Late Pleistocene-Holocene Climate Change and Human Response along the Carmel Coast of Israel:
A New Paleo-environmental Archive for the Eastern Mediterranean

Geoprobe drilling rig extraction of a sediment core with evidence of paleoenvironmental change from Atlit, Israel (Photo by Omri Nahom).

UC-San Diego - University of Haifa coring team
on the Carmel coast (Photo by T. E. Levy).

The research project entitled "Late Pleistocene-Holocene Climate Change and Human Response along the Carmel Coast of Israel - A New Paleo-environmental Archive for the Eastern Mediterranean" consists of a collaboration of specialists hailing from the Scripps Center for Marine Archaeology at the University of California San Diego (UCSD), Utah State University, the University of Haifa, Israel Limnological Oceanographic research institute, the Geologic Survey of Israel, and the University of Iceland. The project aims to tracks climate fluctuation (temperatures and participation) and possible extreme landscape processes (sea level rise oscillations, hydrological changes, tsunamis, fire history, swamping of landscape) to investigate the environmental context of human social evolution from sedentary settlements through the birth of empires by producing a new continuous paleoenvironmental record in decadal - centurial resolution for the Levantine coast. This new archive will complement previously published environmental archives from the deep sea and eastern parts of the Mediterranean by integrating new archaeology, sedimentology, geochemistry, paleontology, and palynology datasets. Accordingly, over the last year studies have been initiated assessing the long-term dynamics between natural ˗ human interactions over the early to late- Holocene. These investigations which are conducted by me and three graduate students, utilizes sediment core records retrieved from the Carmel coast of Israel.

The Carmel coast ongoing research project relies on previously obtained as well as recently drilled sediment cores retrieved during four coring expeditions, conducted during 2018, 2019, 2020 and 2021 on the Carmel coast. The terrestrial coring was accomplished with a Geo-probe 6620DT direct push corer, acquiring sediments from below the surface until reaching the top late Pleistocene calcareous aeolianite sandstone (locally known as kurkar) surface. The new borehole drilling locations were held in proximity to known archaeological reach sites in the eastern and western throughs adjacent to the tel-Dor, Kabara Cave, Tel-Mevorach, Neven yam, and Atlit Yam. Altogether six locations were cored, yielding 40 cores with lengths ranging from 4.5 to 16.5 meters that together sum up to 500 m of sediment. The core dataset was shipped to UC-San Diego’s Scripps Center of Marine archeology (SCMA) lab in which the cores are currently stored in designated refrigerators. Once reaching the SCMA lab the core record was first split and curated and is currently assessed by sedimentological examinations (i.e., grains size, total organic carbon, Stable Isotope analysis for Nitrogen and carbon, paleontological analysis) radiometric dating technics (i.e., optically stimulated luminescence and radiocarbon).

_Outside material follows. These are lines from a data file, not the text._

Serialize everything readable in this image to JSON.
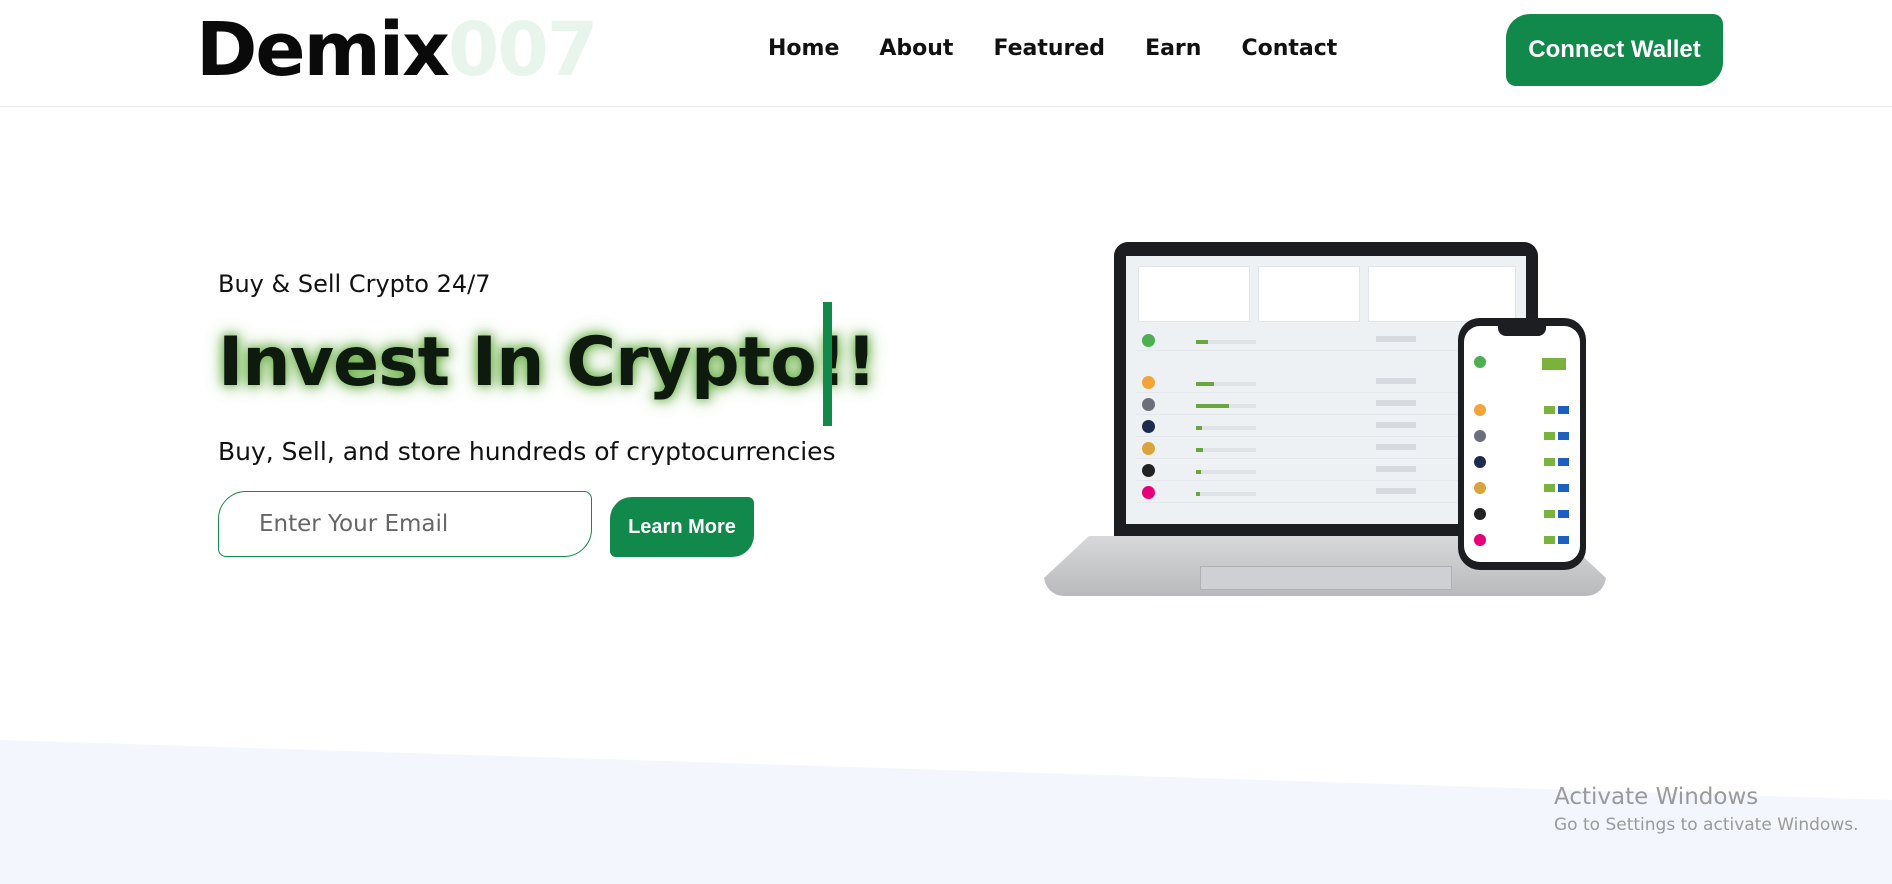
{
  "header": {
    "logo_main": "Demix",
    "logo_suffix": "007",
    "nav": [
      "Home",
      "About",
      "Featured",
      "Earn",
      "Contact"
    ],
    "cta_label": "Connect Wallet"
  },
  "hero": {
    "tagline": "Buy & Sell Crypto 24/7",
    "headline": "Invest In Crypto!!",
    "subline": "Buy, Sell, and store hundreds of cryptocurrencies",
    "email_placeholder": "Enter Your Email",
    "button_label": "Learn More"
  },
  "watermark": {
    "title": "Activate Windows",
    "subtitle": "Go to Settings to activate Windows."
  },
  "colors": {
    "brand_green": "#11894a",
    "glow_green": "#5eaa38",
    "logo_suffix": "#e8f5ec",
    "band": "#f3f6fc"
  },
  "illustration": {
    "name": "laptop-and-phone-crypto-dashboard",
    "coin_colors": [
      "#f2a33a",
      "#6b6f7a",
      "#1d2b4f",
      "#d9a53a",
      "#222222",
      "#e6007a"
    ]
  }
}
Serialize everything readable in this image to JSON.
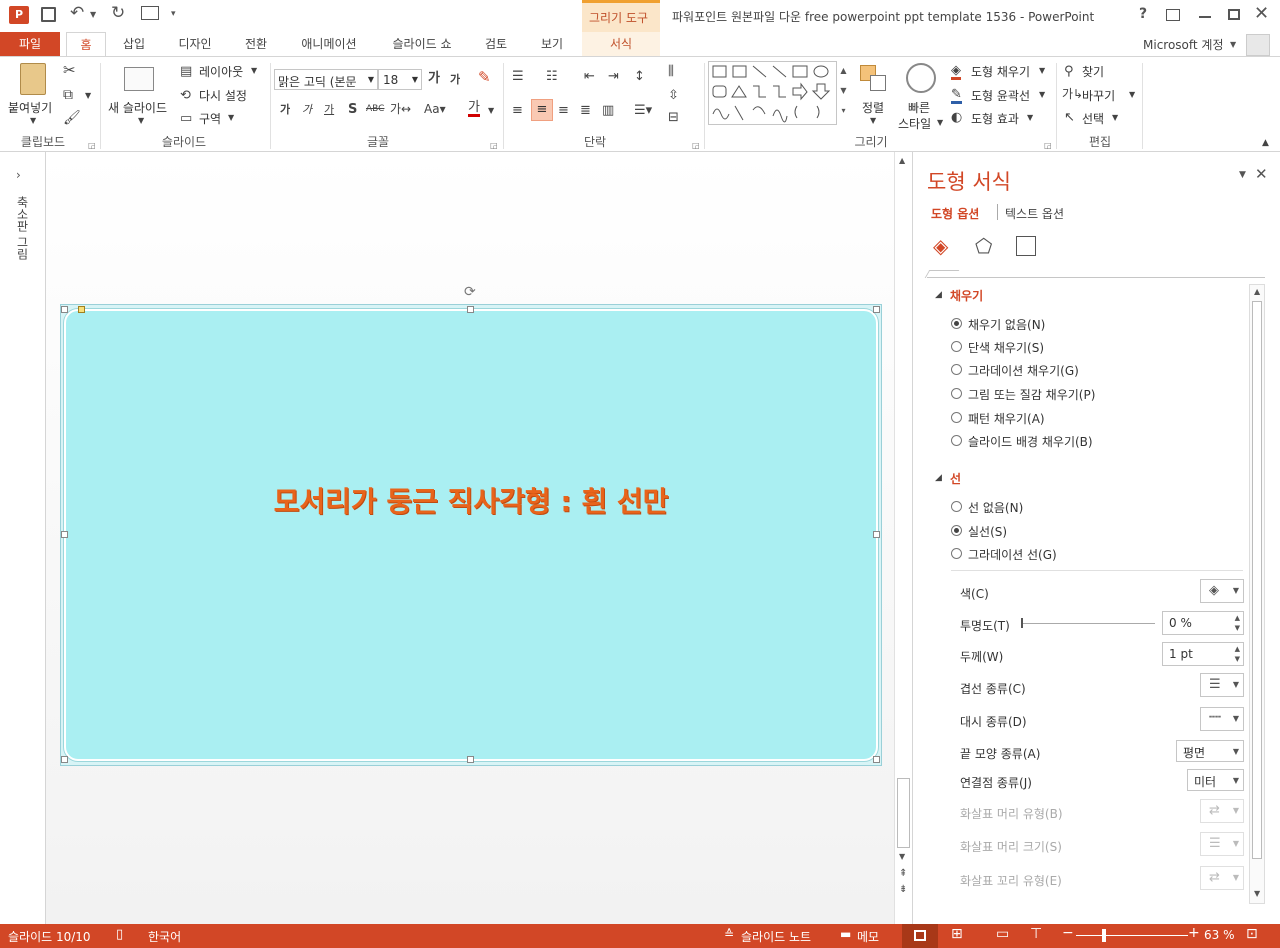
{
  "titlebar": {
    "contextual_tab": "그리기 도구",
    "title": "파워포인트 원본파일 다운 free powerpoint ppt template 1536 - PowerPoint",
    "help": "?",
    "account": "Microsoft 계정"
  },
  "tabs": [
    "파일",
    "홈",
    "삽입",
    "디자인",
    "전환",
    "애니메이션",
    "슬라이드 쇼",
    "검토",
    "보기",
    "서식"
  ],
  "ribbon": {
    "clipboard": {
      "paste": "붙여넣기",
      "label": "클립보드"
    },
    "slides": {
      "new_slide": "새 슬라이드",
      "layout": "레이아웃",
      "reset": "다시 설정",
      "section": "구역",
      "label": "슬라이드"
    },
    "font": {
      "font_name": "맑은 고딕 (본문",
      "font_size": "18",
      "label": "글꼴"
    },
    "paragraph": {
      "label": "단락"
    },
    "drawing": {
      "arrange": "정렬",
      "quick_styles_1": "빠른",
      "quick_styles_2": "스타일",
      "shape_fill": "도형 채우기",
      "shape_outline": "도형 윤곽선",
      "shape_effects": "도형 효과",
      "label": "그리기"
    },
    "editing": {
      "find": "찾기",
      "replace": "바꾸기",
      "select": "선택",
      "label": "편집"
    }
  },
  "leftpane": {
    "label": "축소판 그림"
  },
  "slide": {
    "text": "모서리가 둥근 직사각형 : 흰 선만",
    "fill_color": "#aaeff2",
    "text_color": "#e8641b"
  },
  "format_pane": {
    "title": "도형 서식",
    "tab_shape": "도형 옵션",
    "tab_text": "텍스트 옵션",
    "fill_section": "채우기",
    "fill_options": [
      {
        "label": "채우기 없음(N)",
        "selected": true
      },
      {
        "label": "단색 채우기(S)",
        "selected": false
      },
      {
        "label": "그라데이션 채우기(G)",
        "selected": false
      },
      {
        "label": "그림 또는 질감 채우기(P)",
        "selected": false
      },
      {
        "label": "패턴 채우기(A)",
        "selected": false
      },
      {
        "label": "슬라이드 배경 채우기(B)",
        "selected": false
      }
    ],
    "line_section": "선",
    "line_options": [
      {
        "label": "선 없음(N)",
        "selected": false
      },
      {
        "label": "실선(S)",
        "selected": true
      },
      {
        "label": "그라데이션 선(G)",
        "selected": false
      }
    ],
    "props": {
      "color": "색(C)",
      "transparency": "투명도(T)",
      "transparency_value": "0 %",
      "width": "두께(W)",
      "width_value": "1 pt",
      "compound": "겹선 종류(C)",
      "dash": "대시 종류(D)",
      "cap": "끝 모양 종류(A)",
      "cap_value": "평면",
      "join": "연결점 종류(J)",
      "join_value": "미터",
      "begin_arrow_type": "화살표 머리 유형(B)",
      "begin_arrow_size": "화살표 머리 크기(S)",
      "end_arrow_type": "화살표 꼬리 유형(E)"
    }
  },
  "statusbar": {
    "slide": "슬라이드 10/10",
    "language": "한국어",
    "notes": "슬라이드 노트",
    "comments": "메모",
    "zoom": "63 %"
  },
  "colors": {
    "accent": "#d24726"
  }
}
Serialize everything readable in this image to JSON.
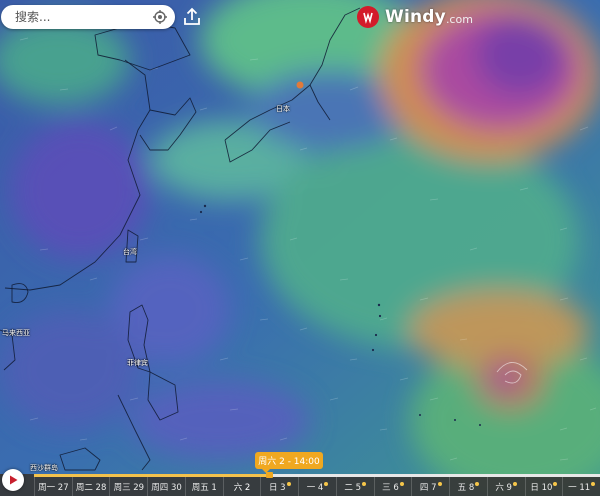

Surveying techniques and analysis procedures conduct in the Carmel coast research.
These include of core extraction using the Geo-probe direct push drilling rig; underwater coring description process; Magnetic susceptibility; X-ray fluorescence analysis.